(1) Reduce section sizes from 350m2 to 200m2; (2) Allow parking requirements to be the same as in the city centre; (3) Allow an increase in building heights to 5-7 storeys; and (4) create an esplanade reserve.
This could look like the post-WWII Cologne waterfront. The section shown in the photograph below is 170m long and it is within 500 metres of the city centre,

The photo below provides a closer look; as you can see, private investors appear to be free to build in any style. Walking along here (in 2015) at ground floor level, the atmosphere did not feel manipulated and ground floor designs and uses were ‘flexible and adaptable and … will remain useful over the long term’ as stated in ‘New Zealand Urban Design Protocol’. For example, there is no vertical zoning, as in District Plan 7.3 Rules ee) and ff) ‘Apartment at ground floor’: Non-complying Activity (NC) and Restricted Discretionary Activity (RD), respectively.

The Hamilton City Centre Local Area Plan: Oct 2012 – (p34) 6.2.2 Desired Future Character – Opoia Precinct will ‘Encourage medium to high density buildings, such as apartments/terraced housing/town-housing with 25% permeable surface requirement, 50% maximum building coverage, maximum 25m height for all buildings and 3m building setbacks from front boundaries’. If you scroll down a few pages in the 2012 Local Area Plan you can see what the Beca team thought HCC leadership wanted to see in the section titled ‘Develop design guidelines’, which show wider buildings than you would see in the Cologne example. Here the outcome could look more like this 140m Koblenz waterfront, which is about 500 to 600 metres from the city centre.

From a distance this looks attractive.

Closer in, you can see the risk of building wider, single use buildings.

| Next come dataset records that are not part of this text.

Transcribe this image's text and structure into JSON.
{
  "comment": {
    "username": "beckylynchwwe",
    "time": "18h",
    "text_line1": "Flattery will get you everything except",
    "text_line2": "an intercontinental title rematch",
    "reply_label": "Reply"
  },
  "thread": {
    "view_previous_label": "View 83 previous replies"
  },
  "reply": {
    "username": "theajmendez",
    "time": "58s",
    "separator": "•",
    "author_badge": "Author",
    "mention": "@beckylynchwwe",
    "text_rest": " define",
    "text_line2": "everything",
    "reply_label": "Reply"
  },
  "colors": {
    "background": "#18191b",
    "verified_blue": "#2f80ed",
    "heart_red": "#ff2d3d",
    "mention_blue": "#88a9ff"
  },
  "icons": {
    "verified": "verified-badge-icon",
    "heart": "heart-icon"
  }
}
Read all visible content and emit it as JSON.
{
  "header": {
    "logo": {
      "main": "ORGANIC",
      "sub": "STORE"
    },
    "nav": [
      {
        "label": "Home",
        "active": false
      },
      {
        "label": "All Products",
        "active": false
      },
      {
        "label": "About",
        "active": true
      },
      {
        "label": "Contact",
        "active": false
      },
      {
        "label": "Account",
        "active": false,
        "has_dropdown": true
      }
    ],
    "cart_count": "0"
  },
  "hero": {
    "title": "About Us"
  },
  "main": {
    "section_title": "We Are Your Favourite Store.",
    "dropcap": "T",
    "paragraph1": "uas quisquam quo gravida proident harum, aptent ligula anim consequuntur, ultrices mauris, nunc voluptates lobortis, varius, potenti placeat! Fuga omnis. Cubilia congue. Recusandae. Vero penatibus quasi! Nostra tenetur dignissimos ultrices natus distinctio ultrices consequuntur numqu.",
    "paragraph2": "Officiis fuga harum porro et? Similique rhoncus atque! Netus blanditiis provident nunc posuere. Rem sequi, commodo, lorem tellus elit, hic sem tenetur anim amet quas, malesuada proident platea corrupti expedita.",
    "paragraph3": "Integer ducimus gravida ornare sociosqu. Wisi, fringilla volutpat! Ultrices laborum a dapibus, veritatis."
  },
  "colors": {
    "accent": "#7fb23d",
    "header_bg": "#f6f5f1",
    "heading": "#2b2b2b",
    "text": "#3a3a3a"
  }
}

The Cologne waterfront does have examples of this building type, but because the building widths are narrower, a single out-of-place ground floor frontage has no effect on the atmosphere. It actually adds character and amplifies the good design of other buildings.

The 2015 Hamilton Central City Transformation Plan does not include reference to Opoia, but says ‘Small and fragmented property ownership’ is a challenge, and supported a ‘review the role of the Urban Design Panel to enable a more active role in urban design and quality built form outcomes’. We also have the proposed Waikato Regional Theatre becoming more likely. As a benchmark, Venlo (in the Netherlands) has completed a large-scale apartment development (170m-long commercial ground floor with apartments above) along its river-front promenade, alongside an 800 seat modernised (2013) Theatre.

No doubt the architects and urban planners followed the latest urban principles in the design of this waterfront development and it would have been sold to the council as a utopia of its time. But it does now show the difficulty of applying the concepts of modern art to the harsh realities of urban planning.

The day I visited this waterfront promenade (in 2018) it had a feeling of oversized emptiness, while behind these waterfront buildings, in the old streets and laissez-faire mixing of building styles, the area was alive with people.

The Opoia waterfront, at 240m, is long compared to the above examples. The size and style of new buildings will be based on what the funder believes the customer will pay for. The council’s role is to allow investment and fund the River Plan Project to ‘Create a wide and appealing promenade style river walkway … Provide an improved connection to Claudelands Bridge, to complete a river’s edge walking and cycleway circuit’.

Category: News